_Action item_
Below are the records. Gather each line that holds "talk".

──────────

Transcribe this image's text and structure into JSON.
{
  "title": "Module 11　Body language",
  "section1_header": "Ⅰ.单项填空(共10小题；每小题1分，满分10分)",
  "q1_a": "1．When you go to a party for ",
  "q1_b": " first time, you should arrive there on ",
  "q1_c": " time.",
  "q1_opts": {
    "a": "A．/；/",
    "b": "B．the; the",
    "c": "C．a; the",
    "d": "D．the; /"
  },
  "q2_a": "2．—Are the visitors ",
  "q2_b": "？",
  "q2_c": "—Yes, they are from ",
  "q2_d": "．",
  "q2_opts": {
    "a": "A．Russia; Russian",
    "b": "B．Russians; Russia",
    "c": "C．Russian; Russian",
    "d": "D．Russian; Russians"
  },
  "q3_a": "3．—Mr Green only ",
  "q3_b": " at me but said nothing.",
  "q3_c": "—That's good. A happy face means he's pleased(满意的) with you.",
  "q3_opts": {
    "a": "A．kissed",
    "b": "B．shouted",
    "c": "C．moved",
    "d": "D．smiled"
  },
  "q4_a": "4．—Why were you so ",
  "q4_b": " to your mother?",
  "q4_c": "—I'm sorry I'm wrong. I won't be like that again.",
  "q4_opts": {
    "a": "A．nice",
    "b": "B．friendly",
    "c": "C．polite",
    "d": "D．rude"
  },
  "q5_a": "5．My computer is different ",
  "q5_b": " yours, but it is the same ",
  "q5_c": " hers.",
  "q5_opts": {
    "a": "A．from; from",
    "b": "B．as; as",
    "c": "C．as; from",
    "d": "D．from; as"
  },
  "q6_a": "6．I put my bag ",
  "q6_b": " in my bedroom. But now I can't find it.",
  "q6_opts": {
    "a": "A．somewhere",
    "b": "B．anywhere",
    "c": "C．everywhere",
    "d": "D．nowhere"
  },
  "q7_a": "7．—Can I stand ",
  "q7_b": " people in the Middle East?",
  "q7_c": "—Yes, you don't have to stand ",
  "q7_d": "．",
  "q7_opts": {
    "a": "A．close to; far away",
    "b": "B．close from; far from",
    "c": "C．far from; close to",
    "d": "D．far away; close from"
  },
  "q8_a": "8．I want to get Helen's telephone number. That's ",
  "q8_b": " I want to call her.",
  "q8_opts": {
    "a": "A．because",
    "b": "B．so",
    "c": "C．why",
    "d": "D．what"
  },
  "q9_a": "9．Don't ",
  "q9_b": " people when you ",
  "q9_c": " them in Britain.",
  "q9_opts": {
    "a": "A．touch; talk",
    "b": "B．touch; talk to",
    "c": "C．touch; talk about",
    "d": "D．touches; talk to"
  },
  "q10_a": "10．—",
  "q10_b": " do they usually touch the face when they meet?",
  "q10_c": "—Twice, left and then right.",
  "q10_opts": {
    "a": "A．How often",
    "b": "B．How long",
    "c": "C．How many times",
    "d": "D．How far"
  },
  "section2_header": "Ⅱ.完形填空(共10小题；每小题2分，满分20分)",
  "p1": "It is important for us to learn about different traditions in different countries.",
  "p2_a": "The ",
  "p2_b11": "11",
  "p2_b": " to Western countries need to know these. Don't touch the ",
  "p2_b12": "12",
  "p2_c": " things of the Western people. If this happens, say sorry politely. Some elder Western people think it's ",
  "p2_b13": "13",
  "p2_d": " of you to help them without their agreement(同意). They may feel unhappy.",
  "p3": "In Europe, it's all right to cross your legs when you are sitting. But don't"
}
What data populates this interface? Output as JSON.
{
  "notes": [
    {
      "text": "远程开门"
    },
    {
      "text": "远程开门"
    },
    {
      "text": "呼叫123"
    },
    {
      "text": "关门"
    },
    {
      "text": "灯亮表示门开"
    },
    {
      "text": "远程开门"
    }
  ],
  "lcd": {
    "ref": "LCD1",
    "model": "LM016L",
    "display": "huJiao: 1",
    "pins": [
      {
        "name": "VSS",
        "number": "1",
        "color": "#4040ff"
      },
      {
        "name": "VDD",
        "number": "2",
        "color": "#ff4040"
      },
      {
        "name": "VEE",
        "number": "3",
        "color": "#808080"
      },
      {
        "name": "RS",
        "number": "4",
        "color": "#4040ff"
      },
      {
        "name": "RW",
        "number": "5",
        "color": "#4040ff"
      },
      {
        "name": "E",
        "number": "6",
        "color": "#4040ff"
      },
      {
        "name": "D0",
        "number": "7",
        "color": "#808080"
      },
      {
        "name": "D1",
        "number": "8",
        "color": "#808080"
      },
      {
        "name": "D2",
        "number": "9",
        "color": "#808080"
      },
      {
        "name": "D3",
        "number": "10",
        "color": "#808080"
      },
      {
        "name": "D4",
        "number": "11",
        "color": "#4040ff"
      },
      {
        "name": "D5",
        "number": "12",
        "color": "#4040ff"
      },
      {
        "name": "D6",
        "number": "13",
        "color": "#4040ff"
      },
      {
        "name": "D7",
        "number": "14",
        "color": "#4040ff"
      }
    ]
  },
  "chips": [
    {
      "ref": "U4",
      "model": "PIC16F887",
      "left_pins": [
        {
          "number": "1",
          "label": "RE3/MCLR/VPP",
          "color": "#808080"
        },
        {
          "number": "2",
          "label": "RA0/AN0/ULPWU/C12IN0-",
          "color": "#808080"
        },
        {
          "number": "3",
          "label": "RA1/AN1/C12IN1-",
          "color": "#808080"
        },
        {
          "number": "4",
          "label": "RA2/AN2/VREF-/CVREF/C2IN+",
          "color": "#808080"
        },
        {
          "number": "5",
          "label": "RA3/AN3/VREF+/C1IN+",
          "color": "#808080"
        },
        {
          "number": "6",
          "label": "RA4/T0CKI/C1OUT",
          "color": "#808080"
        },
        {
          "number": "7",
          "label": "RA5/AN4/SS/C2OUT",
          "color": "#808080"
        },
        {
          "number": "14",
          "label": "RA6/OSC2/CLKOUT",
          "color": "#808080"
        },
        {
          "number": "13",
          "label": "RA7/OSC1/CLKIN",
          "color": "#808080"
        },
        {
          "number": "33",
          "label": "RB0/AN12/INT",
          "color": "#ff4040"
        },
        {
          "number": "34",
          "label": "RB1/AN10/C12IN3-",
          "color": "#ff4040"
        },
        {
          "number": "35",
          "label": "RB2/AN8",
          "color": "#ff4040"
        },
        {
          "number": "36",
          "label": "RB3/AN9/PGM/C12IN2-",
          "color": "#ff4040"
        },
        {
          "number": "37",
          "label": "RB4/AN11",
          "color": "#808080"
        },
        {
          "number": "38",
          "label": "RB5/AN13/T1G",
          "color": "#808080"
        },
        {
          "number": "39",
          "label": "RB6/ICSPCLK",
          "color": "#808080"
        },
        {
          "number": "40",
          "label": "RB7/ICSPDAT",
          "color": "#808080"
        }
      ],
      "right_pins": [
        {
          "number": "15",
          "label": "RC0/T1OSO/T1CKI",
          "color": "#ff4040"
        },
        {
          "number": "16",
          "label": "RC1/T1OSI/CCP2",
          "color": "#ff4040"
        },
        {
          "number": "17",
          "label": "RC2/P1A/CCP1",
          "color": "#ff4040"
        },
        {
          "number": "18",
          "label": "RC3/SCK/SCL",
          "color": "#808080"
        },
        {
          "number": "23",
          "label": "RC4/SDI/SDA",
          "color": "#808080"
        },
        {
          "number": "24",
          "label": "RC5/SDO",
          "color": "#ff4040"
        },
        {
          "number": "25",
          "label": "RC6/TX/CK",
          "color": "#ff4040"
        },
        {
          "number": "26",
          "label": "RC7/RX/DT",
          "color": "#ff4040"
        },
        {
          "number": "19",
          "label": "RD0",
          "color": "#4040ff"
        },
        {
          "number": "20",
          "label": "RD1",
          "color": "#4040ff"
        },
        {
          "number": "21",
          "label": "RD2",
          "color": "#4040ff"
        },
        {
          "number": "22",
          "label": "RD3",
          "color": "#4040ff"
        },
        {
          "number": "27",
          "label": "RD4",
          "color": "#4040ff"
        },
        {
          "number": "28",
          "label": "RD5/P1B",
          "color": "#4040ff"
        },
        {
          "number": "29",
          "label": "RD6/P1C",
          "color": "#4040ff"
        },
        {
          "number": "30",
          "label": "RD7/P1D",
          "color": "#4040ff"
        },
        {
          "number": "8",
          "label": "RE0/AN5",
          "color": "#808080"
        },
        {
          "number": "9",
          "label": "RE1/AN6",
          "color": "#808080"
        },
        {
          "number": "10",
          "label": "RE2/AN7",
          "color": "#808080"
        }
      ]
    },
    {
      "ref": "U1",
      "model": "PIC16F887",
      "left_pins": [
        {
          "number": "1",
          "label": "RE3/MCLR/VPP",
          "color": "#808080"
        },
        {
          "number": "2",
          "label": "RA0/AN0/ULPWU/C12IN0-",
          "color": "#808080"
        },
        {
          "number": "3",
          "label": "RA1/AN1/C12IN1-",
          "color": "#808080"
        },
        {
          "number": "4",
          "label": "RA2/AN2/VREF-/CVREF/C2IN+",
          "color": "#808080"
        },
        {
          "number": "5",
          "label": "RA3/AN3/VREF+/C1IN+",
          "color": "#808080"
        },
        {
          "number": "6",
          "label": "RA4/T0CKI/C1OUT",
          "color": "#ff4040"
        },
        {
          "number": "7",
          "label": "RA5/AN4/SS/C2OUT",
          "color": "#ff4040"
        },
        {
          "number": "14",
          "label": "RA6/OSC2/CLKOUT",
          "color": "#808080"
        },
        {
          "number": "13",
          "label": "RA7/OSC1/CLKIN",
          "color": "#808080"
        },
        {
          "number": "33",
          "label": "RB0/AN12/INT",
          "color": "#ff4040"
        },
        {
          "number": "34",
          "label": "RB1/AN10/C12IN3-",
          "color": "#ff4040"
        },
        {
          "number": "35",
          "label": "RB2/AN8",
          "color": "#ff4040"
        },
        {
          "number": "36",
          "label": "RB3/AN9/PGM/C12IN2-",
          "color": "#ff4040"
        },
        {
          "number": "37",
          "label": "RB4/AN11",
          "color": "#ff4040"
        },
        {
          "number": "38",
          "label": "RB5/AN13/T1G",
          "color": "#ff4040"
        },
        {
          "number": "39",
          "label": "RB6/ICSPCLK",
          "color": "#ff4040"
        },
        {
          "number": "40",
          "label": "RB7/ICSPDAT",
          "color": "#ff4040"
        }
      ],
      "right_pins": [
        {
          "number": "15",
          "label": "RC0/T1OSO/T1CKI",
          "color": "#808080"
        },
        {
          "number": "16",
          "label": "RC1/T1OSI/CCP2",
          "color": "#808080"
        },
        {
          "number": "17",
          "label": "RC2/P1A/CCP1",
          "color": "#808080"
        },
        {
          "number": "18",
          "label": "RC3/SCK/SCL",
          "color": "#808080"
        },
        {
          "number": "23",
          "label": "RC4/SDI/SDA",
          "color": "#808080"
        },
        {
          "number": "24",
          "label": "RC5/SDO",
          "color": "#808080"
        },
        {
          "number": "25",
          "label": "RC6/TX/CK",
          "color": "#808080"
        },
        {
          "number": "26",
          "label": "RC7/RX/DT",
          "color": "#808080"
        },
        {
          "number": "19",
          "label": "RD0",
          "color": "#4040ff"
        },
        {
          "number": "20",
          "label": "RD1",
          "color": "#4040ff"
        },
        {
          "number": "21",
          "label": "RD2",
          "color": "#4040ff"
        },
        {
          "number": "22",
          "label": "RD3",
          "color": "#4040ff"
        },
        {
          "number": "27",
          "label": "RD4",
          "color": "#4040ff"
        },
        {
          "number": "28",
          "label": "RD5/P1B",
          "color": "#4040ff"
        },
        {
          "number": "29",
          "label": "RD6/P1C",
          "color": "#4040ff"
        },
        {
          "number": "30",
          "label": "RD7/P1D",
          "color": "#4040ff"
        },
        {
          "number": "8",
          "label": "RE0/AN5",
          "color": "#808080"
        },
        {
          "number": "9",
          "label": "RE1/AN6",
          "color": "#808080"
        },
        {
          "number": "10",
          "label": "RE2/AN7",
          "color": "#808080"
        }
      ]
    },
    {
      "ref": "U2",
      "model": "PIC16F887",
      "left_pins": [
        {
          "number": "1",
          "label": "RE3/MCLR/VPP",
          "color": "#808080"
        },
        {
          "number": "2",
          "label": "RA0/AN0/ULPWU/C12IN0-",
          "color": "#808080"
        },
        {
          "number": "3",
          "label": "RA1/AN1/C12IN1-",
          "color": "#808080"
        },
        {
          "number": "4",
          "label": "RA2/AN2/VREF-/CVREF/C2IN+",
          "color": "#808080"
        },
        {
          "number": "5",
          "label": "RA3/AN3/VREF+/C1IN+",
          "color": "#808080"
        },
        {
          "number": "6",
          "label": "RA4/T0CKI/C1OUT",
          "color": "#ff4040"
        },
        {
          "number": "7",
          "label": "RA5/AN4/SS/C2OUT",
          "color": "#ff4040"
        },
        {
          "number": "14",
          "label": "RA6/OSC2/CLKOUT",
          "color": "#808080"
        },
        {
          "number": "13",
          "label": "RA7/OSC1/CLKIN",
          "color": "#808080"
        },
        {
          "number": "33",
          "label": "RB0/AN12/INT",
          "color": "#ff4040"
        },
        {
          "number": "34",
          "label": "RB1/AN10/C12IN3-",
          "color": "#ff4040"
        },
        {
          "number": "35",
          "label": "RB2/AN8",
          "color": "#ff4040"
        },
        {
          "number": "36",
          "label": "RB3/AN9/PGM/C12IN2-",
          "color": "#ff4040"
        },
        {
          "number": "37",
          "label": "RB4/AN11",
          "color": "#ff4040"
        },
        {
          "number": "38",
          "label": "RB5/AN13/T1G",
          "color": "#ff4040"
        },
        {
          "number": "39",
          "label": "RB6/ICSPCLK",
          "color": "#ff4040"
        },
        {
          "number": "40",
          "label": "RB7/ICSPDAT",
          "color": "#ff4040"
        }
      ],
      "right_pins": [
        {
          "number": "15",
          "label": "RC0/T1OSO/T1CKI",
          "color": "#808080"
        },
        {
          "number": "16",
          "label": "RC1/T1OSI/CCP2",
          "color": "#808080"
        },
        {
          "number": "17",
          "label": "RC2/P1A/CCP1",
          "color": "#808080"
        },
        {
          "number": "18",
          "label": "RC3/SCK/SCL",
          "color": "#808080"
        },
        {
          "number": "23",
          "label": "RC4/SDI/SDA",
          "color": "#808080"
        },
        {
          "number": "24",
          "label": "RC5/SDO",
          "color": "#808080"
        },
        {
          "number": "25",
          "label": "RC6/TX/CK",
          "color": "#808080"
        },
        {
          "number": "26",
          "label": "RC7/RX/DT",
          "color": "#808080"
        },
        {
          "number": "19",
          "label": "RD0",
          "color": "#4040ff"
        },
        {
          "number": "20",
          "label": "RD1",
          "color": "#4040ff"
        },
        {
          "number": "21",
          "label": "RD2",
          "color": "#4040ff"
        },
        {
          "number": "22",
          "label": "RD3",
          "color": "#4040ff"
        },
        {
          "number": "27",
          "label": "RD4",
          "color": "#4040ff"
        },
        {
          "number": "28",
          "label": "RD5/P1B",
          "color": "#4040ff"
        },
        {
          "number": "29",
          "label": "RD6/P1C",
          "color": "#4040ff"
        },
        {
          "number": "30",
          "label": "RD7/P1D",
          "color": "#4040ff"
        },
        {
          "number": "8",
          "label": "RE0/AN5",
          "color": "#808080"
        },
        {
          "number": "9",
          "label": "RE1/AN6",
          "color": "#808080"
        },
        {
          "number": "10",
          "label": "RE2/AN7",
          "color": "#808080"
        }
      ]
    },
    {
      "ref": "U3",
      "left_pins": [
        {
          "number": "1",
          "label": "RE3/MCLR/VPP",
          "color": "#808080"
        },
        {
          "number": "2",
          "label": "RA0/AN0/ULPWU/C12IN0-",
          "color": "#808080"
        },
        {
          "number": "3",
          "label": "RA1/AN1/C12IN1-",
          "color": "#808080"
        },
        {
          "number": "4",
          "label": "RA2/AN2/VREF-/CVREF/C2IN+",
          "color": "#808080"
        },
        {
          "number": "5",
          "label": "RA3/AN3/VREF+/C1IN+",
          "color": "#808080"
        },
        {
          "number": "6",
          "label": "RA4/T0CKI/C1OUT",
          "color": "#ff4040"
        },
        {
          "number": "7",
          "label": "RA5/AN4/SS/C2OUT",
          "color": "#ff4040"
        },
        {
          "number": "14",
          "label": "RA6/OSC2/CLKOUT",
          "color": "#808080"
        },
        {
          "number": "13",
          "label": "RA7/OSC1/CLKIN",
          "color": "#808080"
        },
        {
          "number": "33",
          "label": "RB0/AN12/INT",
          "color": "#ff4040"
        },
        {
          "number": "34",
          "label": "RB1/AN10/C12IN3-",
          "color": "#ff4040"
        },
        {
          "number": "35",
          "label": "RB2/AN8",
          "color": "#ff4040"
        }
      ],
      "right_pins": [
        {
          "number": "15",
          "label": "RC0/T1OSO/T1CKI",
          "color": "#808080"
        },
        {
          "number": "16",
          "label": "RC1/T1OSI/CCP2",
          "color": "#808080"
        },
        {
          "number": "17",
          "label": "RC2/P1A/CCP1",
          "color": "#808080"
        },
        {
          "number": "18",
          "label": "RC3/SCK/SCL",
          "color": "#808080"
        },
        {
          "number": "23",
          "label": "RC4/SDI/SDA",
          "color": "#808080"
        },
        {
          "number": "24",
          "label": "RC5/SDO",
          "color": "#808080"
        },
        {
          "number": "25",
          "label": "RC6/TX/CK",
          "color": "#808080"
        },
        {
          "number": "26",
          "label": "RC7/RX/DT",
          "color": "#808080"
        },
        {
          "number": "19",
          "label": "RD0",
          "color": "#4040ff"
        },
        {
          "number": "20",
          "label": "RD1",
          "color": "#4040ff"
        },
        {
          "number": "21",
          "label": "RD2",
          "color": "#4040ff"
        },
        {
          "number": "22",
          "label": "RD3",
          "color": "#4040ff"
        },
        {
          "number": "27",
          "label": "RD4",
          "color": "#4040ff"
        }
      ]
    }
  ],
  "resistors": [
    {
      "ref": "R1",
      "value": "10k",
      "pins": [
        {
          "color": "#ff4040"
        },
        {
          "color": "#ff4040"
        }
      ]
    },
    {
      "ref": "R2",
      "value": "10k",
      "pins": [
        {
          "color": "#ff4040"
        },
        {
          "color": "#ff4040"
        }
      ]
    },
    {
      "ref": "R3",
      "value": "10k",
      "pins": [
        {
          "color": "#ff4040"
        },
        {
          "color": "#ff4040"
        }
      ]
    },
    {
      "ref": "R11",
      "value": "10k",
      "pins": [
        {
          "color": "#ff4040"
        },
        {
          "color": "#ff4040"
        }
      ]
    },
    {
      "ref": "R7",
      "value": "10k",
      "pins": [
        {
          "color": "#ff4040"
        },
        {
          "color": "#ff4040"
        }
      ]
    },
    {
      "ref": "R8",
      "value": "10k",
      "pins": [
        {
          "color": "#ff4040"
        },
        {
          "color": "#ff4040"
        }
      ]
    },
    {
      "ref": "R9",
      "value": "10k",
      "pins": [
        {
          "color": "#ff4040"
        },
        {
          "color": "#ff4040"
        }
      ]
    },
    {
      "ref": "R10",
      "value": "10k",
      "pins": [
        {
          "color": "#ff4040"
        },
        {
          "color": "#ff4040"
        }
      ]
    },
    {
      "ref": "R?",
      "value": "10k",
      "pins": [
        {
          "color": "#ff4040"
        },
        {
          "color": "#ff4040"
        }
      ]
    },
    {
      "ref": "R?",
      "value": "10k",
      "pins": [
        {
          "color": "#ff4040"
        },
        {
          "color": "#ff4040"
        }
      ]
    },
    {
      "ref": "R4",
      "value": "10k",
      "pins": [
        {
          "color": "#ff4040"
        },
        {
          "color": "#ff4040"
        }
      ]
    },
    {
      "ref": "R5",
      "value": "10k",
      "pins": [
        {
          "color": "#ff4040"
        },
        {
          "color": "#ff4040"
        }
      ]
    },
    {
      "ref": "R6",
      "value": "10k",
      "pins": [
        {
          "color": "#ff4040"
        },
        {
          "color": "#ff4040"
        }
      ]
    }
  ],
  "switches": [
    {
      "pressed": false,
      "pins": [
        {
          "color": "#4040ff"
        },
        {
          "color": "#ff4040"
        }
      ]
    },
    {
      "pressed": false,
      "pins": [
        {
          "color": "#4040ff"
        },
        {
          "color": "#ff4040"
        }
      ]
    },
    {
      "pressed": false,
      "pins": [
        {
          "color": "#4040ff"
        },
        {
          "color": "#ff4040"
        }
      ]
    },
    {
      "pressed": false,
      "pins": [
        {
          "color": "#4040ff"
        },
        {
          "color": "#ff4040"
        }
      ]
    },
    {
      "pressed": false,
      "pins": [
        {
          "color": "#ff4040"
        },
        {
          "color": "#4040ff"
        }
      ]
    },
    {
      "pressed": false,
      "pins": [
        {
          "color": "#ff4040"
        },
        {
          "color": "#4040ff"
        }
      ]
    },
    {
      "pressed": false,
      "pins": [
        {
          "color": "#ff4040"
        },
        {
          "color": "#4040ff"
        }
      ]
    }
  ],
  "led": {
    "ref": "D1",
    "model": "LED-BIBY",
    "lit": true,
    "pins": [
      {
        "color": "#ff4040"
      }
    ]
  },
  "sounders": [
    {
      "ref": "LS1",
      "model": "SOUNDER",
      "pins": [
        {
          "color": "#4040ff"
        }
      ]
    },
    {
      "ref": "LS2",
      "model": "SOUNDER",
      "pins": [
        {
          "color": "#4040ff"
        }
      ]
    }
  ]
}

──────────

_Finished exercise_
    "a": "A．touch; talk",
    "b": "B．touch; talk to",
    "c": "C．touch; talk about",
    "d": "D．touches; talk to"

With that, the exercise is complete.